| Stored data entries |
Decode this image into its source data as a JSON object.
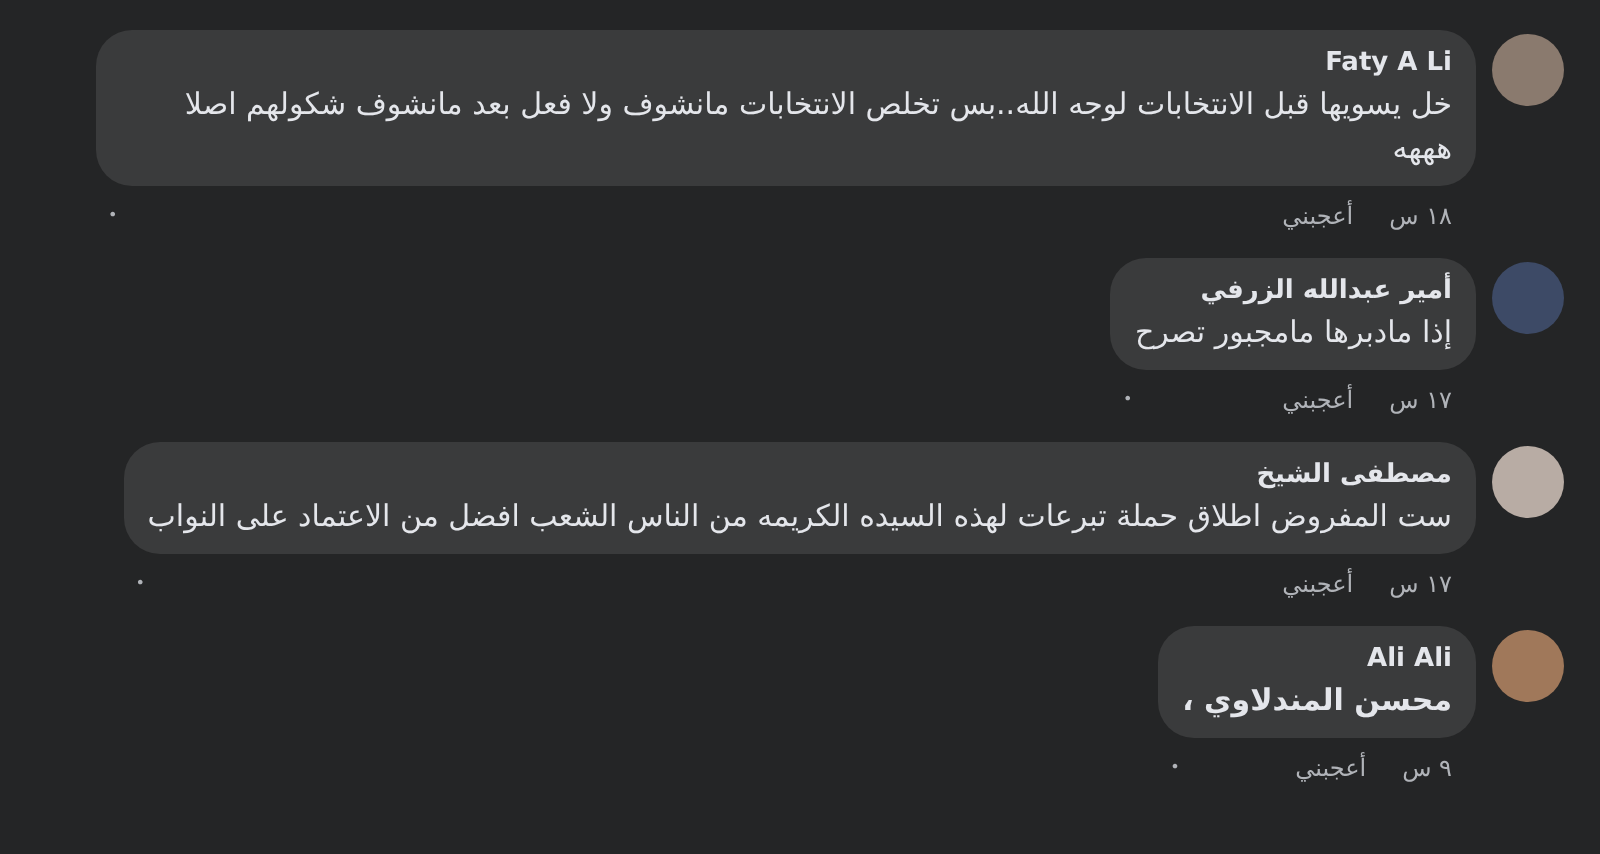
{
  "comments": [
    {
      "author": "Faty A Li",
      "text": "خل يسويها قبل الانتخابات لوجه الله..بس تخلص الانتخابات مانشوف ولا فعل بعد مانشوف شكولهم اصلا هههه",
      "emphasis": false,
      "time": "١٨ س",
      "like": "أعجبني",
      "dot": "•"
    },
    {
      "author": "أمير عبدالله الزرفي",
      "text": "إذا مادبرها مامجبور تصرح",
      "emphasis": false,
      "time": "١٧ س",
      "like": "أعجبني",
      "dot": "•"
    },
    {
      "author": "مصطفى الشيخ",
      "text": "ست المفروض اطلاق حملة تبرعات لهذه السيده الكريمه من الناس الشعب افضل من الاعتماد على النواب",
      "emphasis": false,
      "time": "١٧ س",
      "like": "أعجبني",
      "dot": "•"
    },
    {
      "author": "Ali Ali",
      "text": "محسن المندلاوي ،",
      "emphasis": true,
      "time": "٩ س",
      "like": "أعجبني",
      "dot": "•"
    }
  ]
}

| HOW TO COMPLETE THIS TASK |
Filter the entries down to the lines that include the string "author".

| RESULT FOR THIS TASK |
      "author": "Faty A Li",
      "author": "أمير عبدالله الزرفي",
      "author": "مصطفى الشيخ",
      "author": "Ali Ali",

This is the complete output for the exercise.